For example, if you’ve read Steven Covey’s great book, The 7 Habits of Highly Effective People, you know that proactivity and assertiveness are critical not just to success at work but effectiveness in all areas of our lives. I would say assertiveness has been one of my primary challenges in life – so much so that I have designed a to-do list strategy that prioritizes and attempts to focus me on the difficult and uncomfortable tasks first.
That said, true assertiveness isn’t going to be manifested from a creative to-do list approach. It arises in response to how much you value yourself and your role, as well as the comfort level you have in challenging and sometimes uncomfortable conversations. Until the mental structures around those are modified in your mind, true assertiveness will never become the norm in your life. It will be a constant test of your will rather than the fiber of your being.

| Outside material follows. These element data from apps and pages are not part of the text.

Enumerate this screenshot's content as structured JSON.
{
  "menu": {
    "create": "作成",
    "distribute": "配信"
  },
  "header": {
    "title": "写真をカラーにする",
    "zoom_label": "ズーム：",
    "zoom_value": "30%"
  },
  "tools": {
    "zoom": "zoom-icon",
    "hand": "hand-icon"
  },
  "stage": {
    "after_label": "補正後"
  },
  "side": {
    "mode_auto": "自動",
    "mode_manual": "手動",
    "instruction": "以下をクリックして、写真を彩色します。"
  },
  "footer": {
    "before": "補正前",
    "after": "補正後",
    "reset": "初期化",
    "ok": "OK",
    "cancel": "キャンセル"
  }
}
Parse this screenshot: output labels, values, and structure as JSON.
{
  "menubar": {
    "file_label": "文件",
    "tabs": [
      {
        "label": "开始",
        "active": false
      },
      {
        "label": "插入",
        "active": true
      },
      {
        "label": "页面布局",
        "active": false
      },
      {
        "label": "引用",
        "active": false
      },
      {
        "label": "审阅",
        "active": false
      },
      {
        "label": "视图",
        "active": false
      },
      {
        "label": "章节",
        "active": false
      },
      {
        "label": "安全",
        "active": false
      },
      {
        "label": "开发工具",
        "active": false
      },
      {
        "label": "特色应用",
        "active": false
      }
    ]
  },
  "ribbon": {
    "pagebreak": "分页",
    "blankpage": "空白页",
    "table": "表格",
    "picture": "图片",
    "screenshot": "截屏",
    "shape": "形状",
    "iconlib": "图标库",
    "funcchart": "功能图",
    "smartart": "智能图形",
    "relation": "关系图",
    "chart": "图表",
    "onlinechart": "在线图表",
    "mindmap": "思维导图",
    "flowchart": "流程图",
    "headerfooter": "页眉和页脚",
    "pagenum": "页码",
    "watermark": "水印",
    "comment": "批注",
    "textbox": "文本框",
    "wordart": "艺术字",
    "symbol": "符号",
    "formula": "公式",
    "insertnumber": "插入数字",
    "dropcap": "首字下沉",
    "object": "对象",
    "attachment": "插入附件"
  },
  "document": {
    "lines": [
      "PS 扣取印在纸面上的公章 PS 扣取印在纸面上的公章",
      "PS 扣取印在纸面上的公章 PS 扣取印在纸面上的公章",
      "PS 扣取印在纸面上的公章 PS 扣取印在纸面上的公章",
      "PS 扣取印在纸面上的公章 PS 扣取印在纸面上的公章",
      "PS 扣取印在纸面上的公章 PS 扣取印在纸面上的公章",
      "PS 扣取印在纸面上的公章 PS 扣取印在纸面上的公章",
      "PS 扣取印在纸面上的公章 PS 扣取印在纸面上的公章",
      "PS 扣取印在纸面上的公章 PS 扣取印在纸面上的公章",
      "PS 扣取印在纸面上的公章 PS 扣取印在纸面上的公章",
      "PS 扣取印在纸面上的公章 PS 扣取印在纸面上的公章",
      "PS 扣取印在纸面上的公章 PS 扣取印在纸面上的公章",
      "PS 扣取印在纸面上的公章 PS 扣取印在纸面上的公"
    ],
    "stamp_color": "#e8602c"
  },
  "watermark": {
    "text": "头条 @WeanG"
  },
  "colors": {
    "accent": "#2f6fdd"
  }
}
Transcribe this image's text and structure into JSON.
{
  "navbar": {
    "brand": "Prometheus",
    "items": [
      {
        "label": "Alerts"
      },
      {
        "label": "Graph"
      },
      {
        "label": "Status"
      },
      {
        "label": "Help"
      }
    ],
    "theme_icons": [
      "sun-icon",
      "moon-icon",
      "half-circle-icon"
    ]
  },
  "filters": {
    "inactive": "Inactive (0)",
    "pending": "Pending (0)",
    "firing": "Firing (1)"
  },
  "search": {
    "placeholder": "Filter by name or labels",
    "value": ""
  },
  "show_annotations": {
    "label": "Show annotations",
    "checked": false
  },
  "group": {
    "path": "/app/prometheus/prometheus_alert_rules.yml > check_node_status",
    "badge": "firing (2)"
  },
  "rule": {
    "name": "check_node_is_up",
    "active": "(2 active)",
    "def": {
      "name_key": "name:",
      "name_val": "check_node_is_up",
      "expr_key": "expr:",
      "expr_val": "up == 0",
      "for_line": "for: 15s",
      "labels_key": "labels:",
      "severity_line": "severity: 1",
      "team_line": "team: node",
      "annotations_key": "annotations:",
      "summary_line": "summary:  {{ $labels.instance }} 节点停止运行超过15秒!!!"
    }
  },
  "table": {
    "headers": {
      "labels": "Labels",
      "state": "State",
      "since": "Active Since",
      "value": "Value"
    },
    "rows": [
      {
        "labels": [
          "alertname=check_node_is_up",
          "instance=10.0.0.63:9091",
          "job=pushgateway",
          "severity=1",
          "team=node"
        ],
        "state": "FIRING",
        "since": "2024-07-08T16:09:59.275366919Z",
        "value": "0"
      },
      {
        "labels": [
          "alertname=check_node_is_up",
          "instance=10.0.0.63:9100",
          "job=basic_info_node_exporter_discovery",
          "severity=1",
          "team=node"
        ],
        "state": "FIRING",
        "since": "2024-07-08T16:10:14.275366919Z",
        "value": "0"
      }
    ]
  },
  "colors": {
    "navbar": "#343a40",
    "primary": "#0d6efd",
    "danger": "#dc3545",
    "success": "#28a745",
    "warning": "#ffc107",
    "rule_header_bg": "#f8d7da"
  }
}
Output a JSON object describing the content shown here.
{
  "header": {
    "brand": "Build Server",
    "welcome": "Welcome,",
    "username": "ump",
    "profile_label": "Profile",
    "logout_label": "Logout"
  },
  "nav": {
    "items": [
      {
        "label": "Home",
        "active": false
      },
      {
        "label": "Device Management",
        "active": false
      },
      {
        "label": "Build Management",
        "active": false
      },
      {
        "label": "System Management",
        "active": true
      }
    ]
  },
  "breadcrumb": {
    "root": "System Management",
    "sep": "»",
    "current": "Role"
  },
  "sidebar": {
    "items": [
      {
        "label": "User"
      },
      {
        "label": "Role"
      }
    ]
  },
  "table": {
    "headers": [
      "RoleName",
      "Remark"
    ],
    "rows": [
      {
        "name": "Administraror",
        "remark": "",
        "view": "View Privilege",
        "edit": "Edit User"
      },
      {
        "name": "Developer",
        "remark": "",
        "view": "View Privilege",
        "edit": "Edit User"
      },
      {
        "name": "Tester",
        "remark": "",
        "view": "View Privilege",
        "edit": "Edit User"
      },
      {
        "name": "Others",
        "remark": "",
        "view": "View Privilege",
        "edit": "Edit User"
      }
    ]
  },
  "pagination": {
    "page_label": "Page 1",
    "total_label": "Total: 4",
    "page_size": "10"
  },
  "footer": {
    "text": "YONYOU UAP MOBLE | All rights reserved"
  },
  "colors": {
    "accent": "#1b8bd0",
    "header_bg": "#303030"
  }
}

Another example would be from Carol Dweck’s groundbreaking book, Mindset. Dweck asserts that the single most important characteristic for success is to have a growth mindset, or the perspective of gaining gratification from personal growth rather than extrinsic rewards.
It is a great model; however, becoming growth-oriented isn’t necessarily easy. You have to fundamentally change the way you think about things like risk, failure and ambiguity. This is a process that must be addressed at the very core of who you are, how you’ve been conditioned and how you think. You can only become growth-oriented by changing your mindset.
I have learned that every effort I make to improve myself is really about my perspective.
If I want to be a better parent, I must convert what is normally anger and frustration into empathy. If I want to lose weight, I must see food more as medicine for the body and less as something to be enjoyed. If I want more success at work, I must trust my instincts more, gain comfort in ambiguity and awkwardness, see failure as opportunity for growth, and completely change my perceptions of the people I work with and manage.
I like to think of my brain as a garden. The goal is to pull out the weeds and plant flowers. The weeds are the negative thoughts, what are known as counter-mindsets. If we do not pull them, they will grow and multiply, leaving no room for the joyful and meaningful lives we all want. The only way to create those lives is to eradicate the weeds and plant the flowers of growth-oriented, grateful, and empowering thoughts.
As Einstein said, “We cannot solve the problems we face at the same level of thinking that created them.” He also said that insanity is doing the same thing over and over and expecting different results. If we want new and better results, and want to live the lives of our dreams, we must shift our focus to the root of everything we ever have or will experience: our thoughts.